All that worry really messes with your quality of life NOW. Mindfulness is a movement for a reason. All we have is RIGHT NOW, this moment. The future is uncertain. Yesterday is gone.

Stop worrying. Start living. This book will help.

Don’t forget, you can get a FREE copy from your local library or purchase a USED copy (cheaper) HERE (they have copies for $0.94 at the time of this writing).

Capt. Kirk vs. Capt. Picard

If you are a Star Trek fan, you know exactly who Capt. Kirk and Capt. Picard are and what they did in the Star Trek universe. I find a LARGE portion of my students nowadays have no idea who I’m talking about (sign I’m getting old or TikTok is winning the culture war over scifi).

Kirk was an aggressive leader.

He would jump right into the center of danger and go after the enemy. He was a brilliant tactician. He thought a few “moves” ahead and always managed to outmaneuver his opponents. He was brash and arrogant.

Picard was a measured leader.

He tried to avoid confrontations as much as possible. He took an ambassadors approach to dilemmas. He worked to get everyone involved in the decision-making process. He was paced and thoughtful in his approach.

Two different leadership styles.
Both were captains of the Enterprise.
Both were effective leaders.

Leadership comes in different shapes and sizes. What matters is how they treat their people and the outcomes they create.

P.S. we are not going to talk about Capt. Jellico

P.S.S. I’m “Team Picard” by the way

P.S.S.S. don’t hate, I grew up on ST:TNG

Kirk and Picard

What Does Leadership Look Like?

What does art look like?
What does love look like?

Like resume writing, leadership is both an art and a science.

I heard a colleague years ago remark that they did not see the merit in studying business and leadership. There is tremendous utility is studying both. Every organization has a business concept within it. Organizations, businesses, and people need leaders.

Leadership is a something that if I asked 1,000 people to tell me one word they associate with leadership, I’d get a large variety of words, with a few themes emerging.

When I ask students a word they associate with leadership, they say: strong, honest, powerful, integrity, empathy, and dozen of other traits.

When I ask you what does leadership look like, who is the first person that comes to mind? Why that person? What makes them a leader?

Malala Yousafzai

“What’s in it for ME?”

This is the lens through which people view the world.

Anytime you present some information to someone OR present something that can potential create a change in their life, they ask themselves (and sometimes will ask you), “what’s in it for me?”

People do not care about issues, ideas, or trends until it affects them personally.

People want to know what’s in it for them.

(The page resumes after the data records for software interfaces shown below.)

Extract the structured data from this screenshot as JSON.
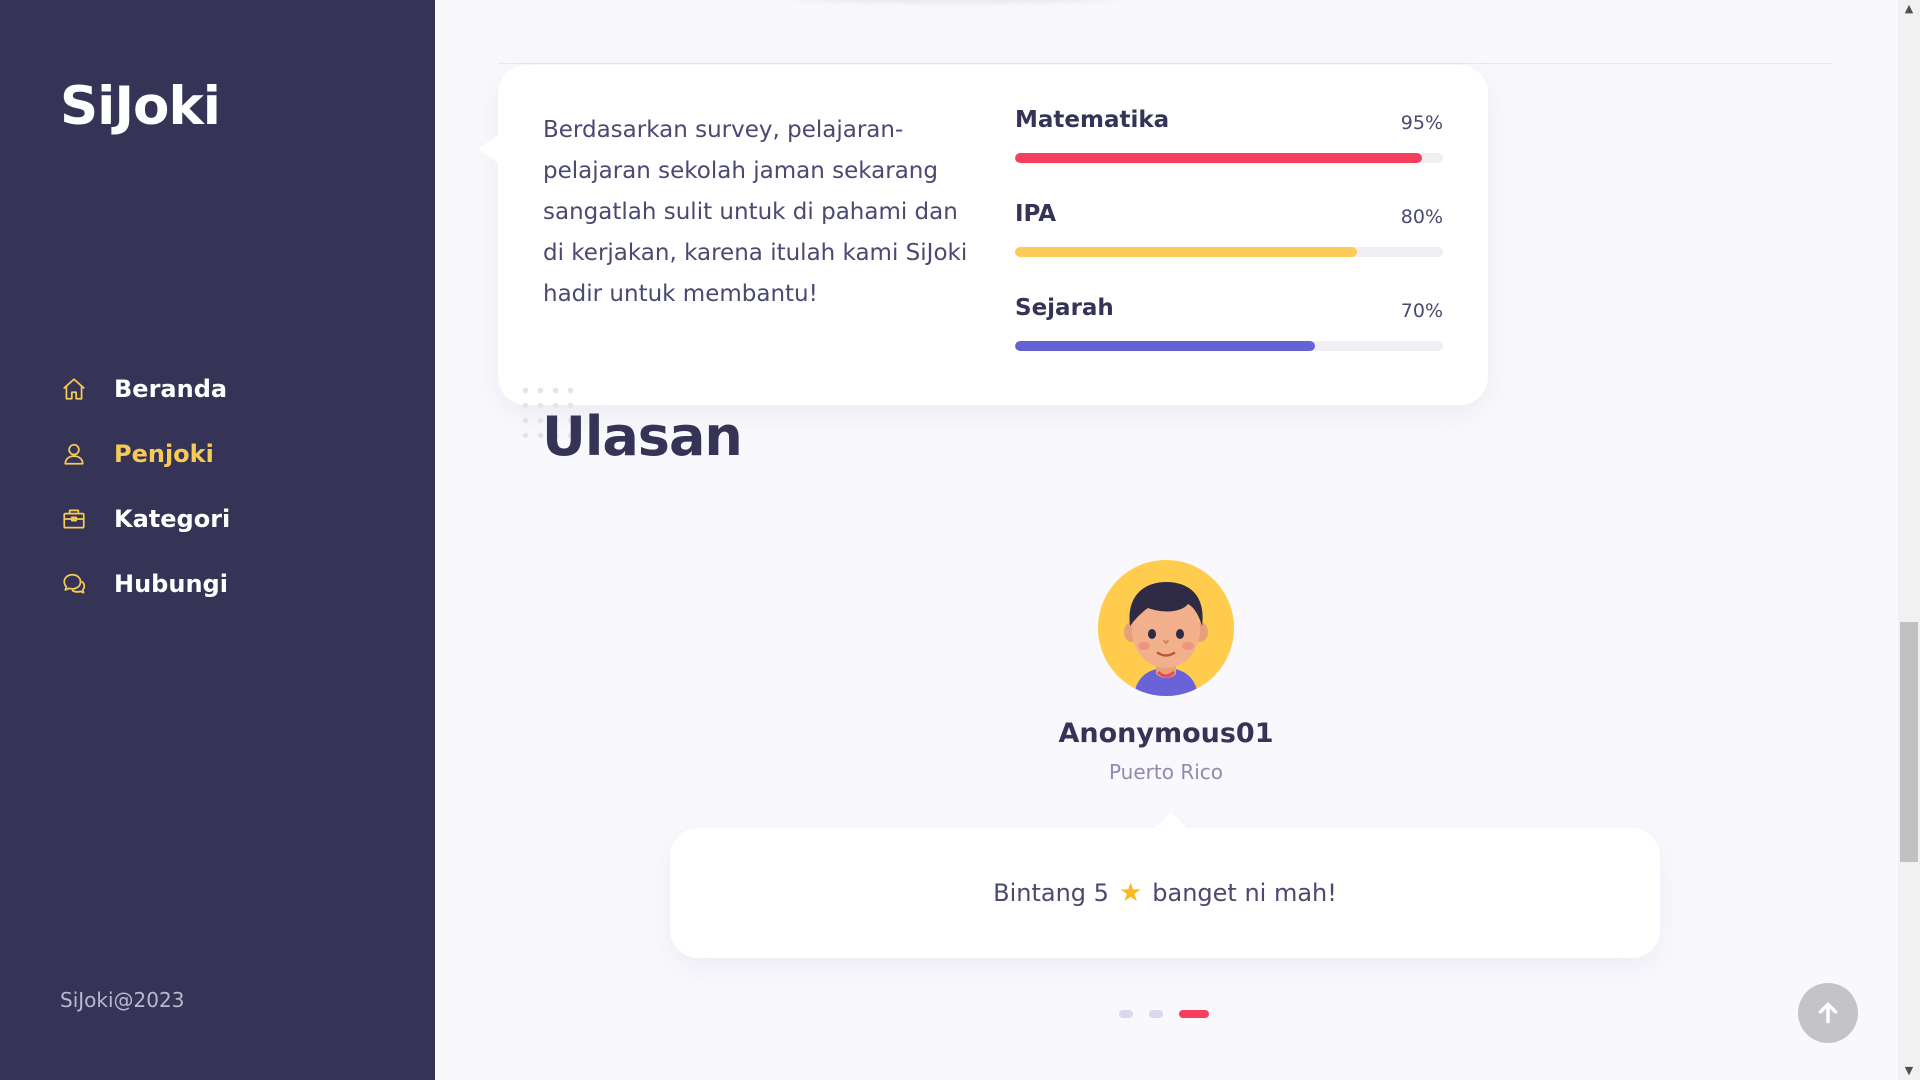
{
  "sidebar": {
    "brand": "SiJoki",
    "nav": [
      {
        "label": "Beranda",
        "icon": "home-icon"
      },
      {
        "label": "Penjoki",
        "icon": "user-icon"
      },
      {
        "label": "Kategori",
        "icon": "briefcase-icon"
      },
      {
        "label": "Hubungi",
        "icon": "chat-icon"
      }
    ],
    "active_item": "Penjoki",
    "copyright": "SiJoki@2023"
  },
  "skills": {
    "description": "Berdasarkan survey, pelajaran-pelajaran sekolah jaman sekarang sangatlah sulit untuk di pahami dan di kerjakan, karena itulah kami SiJoki hadir untuk membantu!",
    "items": [
      {
        "name": "Matematika",
        "percent_label": "95%",
        "value": 95,
        "color": "#f43f5e"
      },
      {
        "name": "IPA",
        "percent_label": "80%",
        "value": 80,
        "color": "#fdcb57"
      },
      {
        "name": "Sejarah",
        "percent_label": "70%",
        "value": 70,
        "color": "#6562d6"
      }
    ]
  },
  "reviews": {
    "title": "Ulasan",
    "name": "Anonymous01",
    "location": "Puerto Rico",
    "text_before": "Bintang 5",
    "text_after": "banget ni mah!",
    "pager": {
      "count": 3,
      "active": 3
    }
  },
  "colors": {
    "sidebar_bg": "#353456",
    "accent_yellow": "#f7c955",
    "accent_red": "#f43f5e"
  }
}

Why does it matter?

The trick is to present, explain, sell your ideas, products, and services through the lens of what’s in it for the end user.

“Let me tell you why this matters to you…”
“This is why this is valuable to you…”
“This is why you should care about this…”

If you can do this, you’ll find great levels of achievement.

That’s why this matters. That’s what’s in it for you.

The Attic Window (1920), Mildred McMillen